When Scardust’s Sands of Time hit our shores in 2017, we knew that we had something special on our turntable. This was (and still is) one stellar piece of Progressive and Symphonic Metal that ultimately bubbled to the very top of RMR’s annual ten commandments of that same year. And those are some mighty big shoes to fill for any follow-on record.
So, along came Strangers in this unholy year of 2020. Now, I admit that – at first – we got a little hot under our collar. Because a first spin did not quite deliver that warm and cozy hit an immediate injection of molten metal should generate. Especially Progressive Metal should indulge us, right? Only, here things got a bit cranky.
Complexity kills the cat. That’s what I already alluded to earlier in my review of Scardust‘s former piece. But their newest album just heaps a couple of tons of stuff on top of what we were used to from this band. The lengthy opening of the record already is so messy that Ayeron feels like Sunday’s yoga lesson in contrast.

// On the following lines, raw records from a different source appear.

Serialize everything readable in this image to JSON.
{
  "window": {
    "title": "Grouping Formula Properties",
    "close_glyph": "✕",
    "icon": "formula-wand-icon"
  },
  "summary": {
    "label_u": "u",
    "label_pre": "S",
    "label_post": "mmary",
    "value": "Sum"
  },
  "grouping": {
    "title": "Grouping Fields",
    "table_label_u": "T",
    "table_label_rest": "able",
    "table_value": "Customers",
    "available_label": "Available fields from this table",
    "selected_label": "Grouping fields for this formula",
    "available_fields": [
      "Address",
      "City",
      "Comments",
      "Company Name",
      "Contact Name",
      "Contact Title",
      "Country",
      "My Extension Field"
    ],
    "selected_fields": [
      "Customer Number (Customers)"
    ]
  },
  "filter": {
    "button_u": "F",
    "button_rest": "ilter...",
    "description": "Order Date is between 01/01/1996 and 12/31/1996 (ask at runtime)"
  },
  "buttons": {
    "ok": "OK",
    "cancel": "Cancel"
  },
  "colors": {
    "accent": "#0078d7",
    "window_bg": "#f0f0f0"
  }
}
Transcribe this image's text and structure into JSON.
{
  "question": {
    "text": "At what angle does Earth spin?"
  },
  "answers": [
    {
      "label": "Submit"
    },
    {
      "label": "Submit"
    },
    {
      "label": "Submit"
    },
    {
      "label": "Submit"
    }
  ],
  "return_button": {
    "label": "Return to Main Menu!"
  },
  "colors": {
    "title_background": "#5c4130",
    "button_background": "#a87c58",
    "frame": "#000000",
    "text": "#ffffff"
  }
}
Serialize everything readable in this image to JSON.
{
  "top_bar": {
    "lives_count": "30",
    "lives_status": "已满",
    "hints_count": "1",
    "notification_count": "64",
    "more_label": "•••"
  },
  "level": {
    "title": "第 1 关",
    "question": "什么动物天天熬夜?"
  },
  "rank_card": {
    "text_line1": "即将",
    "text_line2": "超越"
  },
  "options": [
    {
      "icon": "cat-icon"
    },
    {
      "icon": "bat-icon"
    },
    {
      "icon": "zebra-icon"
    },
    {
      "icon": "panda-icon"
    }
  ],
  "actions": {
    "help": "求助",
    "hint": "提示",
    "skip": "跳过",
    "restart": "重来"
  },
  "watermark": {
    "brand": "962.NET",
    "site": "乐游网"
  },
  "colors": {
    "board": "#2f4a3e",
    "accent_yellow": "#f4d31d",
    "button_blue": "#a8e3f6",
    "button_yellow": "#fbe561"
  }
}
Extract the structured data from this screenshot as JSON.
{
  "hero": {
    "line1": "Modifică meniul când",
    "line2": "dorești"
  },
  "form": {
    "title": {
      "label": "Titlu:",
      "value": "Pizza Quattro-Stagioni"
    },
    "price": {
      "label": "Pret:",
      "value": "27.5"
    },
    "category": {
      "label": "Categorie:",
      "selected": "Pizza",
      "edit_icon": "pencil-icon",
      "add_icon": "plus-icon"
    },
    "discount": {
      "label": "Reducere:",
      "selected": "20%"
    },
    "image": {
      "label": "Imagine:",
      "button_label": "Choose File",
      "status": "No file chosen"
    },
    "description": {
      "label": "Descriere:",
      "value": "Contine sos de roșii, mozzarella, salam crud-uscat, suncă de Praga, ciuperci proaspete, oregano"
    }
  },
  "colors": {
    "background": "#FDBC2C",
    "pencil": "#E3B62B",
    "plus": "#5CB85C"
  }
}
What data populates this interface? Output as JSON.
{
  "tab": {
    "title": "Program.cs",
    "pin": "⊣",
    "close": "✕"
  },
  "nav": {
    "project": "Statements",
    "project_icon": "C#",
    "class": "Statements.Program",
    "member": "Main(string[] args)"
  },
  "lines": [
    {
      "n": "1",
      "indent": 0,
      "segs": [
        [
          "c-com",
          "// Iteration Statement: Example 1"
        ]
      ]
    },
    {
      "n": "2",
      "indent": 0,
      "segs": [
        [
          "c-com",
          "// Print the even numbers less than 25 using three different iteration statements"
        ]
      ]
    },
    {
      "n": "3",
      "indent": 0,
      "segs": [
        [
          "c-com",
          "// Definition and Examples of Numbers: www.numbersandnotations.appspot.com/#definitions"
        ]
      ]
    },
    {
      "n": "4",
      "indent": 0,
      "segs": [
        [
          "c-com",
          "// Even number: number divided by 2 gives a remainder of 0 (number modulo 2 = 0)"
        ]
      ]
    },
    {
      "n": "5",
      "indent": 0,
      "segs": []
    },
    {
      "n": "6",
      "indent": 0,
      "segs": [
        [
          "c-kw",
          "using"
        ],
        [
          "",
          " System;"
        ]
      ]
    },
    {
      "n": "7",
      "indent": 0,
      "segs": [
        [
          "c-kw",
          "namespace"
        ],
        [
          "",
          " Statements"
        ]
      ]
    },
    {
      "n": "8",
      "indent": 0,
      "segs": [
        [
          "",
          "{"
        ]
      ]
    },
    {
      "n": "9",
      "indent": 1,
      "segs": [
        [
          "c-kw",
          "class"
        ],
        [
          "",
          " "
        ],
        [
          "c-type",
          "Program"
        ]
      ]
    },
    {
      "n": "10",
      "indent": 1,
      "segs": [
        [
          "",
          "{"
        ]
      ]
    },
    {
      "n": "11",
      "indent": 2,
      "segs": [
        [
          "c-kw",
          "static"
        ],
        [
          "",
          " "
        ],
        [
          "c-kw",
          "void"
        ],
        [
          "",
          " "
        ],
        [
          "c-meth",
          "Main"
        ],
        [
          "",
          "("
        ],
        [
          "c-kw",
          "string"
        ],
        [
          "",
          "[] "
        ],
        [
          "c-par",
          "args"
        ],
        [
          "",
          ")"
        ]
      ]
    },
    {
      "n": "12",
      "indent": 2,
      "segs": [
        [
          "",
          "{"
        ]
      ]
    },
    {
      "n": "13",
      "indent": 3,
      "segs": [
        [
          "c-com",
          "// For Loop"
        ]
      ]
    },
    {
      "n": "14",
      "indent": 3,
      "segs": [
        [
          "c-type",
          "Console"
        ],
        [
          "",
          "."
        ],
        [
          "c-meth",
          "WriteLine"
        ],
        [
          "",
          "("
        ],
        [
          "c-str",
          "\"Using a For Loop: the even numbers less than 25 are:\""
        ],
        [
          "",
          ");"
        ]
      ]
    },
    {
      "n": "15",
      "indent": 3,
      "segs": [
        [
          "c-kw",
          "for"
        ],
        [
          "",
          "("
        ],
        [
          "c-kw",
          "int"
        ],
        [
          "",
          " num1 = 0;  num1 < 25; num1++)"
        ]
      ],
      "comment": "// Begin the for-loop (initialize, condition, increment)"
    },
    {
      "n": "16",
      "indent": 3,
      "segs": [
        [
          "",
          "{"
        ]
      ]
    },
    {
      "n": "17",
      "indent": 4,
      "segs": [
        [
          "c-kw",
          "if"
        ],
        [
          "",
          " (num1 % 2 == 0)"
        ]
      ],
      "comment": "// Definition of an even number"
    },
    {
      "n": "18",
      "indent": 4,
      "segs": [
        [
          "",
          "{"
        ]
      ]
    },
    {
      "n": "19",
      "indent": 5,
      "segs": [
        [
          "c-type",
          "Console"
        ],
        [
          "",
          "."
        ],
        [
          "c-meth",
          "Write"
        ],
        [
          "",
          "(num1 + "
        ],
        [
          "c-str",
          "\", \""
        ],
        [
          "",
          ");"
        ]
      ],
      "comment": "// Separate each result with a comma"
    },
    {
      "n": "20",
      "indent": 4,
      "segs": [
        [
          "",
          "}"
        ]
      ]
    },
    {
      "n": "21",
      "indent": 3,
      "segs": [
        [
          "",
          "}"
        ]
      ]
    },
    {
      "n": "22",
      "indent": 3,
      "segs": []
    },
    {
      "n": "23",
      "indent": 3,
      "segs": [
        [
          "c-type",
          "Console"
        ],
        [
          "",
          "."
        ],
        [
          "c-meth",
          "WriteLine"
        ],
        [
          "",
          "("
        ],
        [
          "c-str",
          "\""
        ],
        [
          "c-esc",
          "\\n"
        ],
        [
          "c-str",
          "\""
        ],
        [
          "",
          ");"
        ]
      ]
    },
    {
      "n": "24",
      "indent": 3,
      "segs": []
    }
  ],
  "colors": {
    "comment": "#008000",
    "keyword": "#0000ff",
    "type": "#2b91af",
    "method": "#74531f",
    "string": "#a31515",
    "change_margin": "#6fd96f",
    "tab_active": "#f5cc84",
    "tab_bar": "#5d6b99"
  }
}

Some sort of a musical, made of that more modern Progressive Metal style that starts to install itself all over the place. A kind of a Mediterranean version of The Lion King without Simba. A 50-shades-of-Scardust thing that will take forever to digest. And indeed, Overture for the Estranged – their firstborn – is the epitome of intros that should never happen.
A 6 1/2 minute blurb to showcase what exactly? That Scardust are great musicians and masters of all sorts of intricate musical geekery? We knew that already. But by starting Strangers off like that, the band just entered nerd nirvana and probably lost half of those future fans that just may have come on board else.
Even if they already quite artfully prepped the recurring theme, which gave us hope. And don’t get me wrong, driving a strong storyline in the form of a musical is perfectly alright. It – indeed – adds a mighty dose of spice to an otherwise extremely erratic concoction.
On the other hand, once Noa Gruman really makes an appearance on Break The Ice, things start to flow. She – yet again – makes all that mastery of all trades look easy. From operatic high notes to growls that will make Alissa White-Gluz pale with envy, she does it all. She even hits a few scat1) lines further down the tracklist. Her performance is often breathtaking and breathtakingly beautiful.
If you look for the essence of Strangers though, then move no further than Tantibus II. It starts with that sublime drum work of Yoav Weinberg that will – by the way – get a repeat on the title song. But boy, the earthy solos and all-out shreds of both Yadin Moyal (guitar) and Yanai Avnet (bass) just took me aback. Already the fat opening riff will make you pay attention. Until the vocalist chimes in with that very Delain-esque overture.
Strangers, the title song2), really makes you feel that passion Noa Gruman projects. To make a complex song sound simple on structure takes pretty awesome songwriting chops. And they’re on full display here. This is that moment when the theme truly comes to life, and it will be revisited all over again throughout the record.
But how they included the Hurdy Gurdy into Concrete Cages just kicked the ball out there – bang – into the desert. A song pretty much made for guest musician Patty Gurdy3). A refreshing track with a slight folksy tinge that perfectly fits into the overall theme. But the duet she sings with Gruman just gave me the goosebumps.
And let’s not forget the artful inclusion of a variety of choirs into this whole piece of art. Strangers gorges with parts that usually underline an arrangement filled to the brim. I liked the thrashy growls on Over when the choir suddenly chimes in to egg the vocalist on. And the way it leads from Itai Portugaly‘s cool key solo into the song theme is state-of-the-art, to say the least. That’s stellar prog right there.
And then, Scardust did it again. Gone blatantly hunts in Amaranthe’s backyard, complete with the typically overstressed growls the latter is famous for. And for a while I wondered if Elize Ryd had the mic, but nope. It’s only a bit later that we’re finding ourselves again on Scardust territory.
Somebody said it already. You need about fifteen listens before things really fall into place. Strangers is no easy fare, but one that demands time and some serious attention. Only then will the record start to show its colors. And no doubt, it needs a Jens Bogren all over again to at least somewhat tame that boundless outpouring of energy.
But in the end, Scardust did it again. With all its shortcomings, Strangers is one helluva record. And it takes the chutzpah that only this band can muster to race their tune beyond the fiery complexity of Haken and the weirdness of Nevermore. And to emerge unscathed to boot.
Oh, and did I mention it? The crew here bemoaned the lack of courageous prog outfits out there earlier in the year. With the aforementioned Haken as the sole real warrior left standing so far. Well, by Loki’s terrible minions, Scardust just joined the latter in that pole position.
Who would have thought that possible?
Ed’s note: And the record made it onto the 2020 Top 10 Records. Congrats!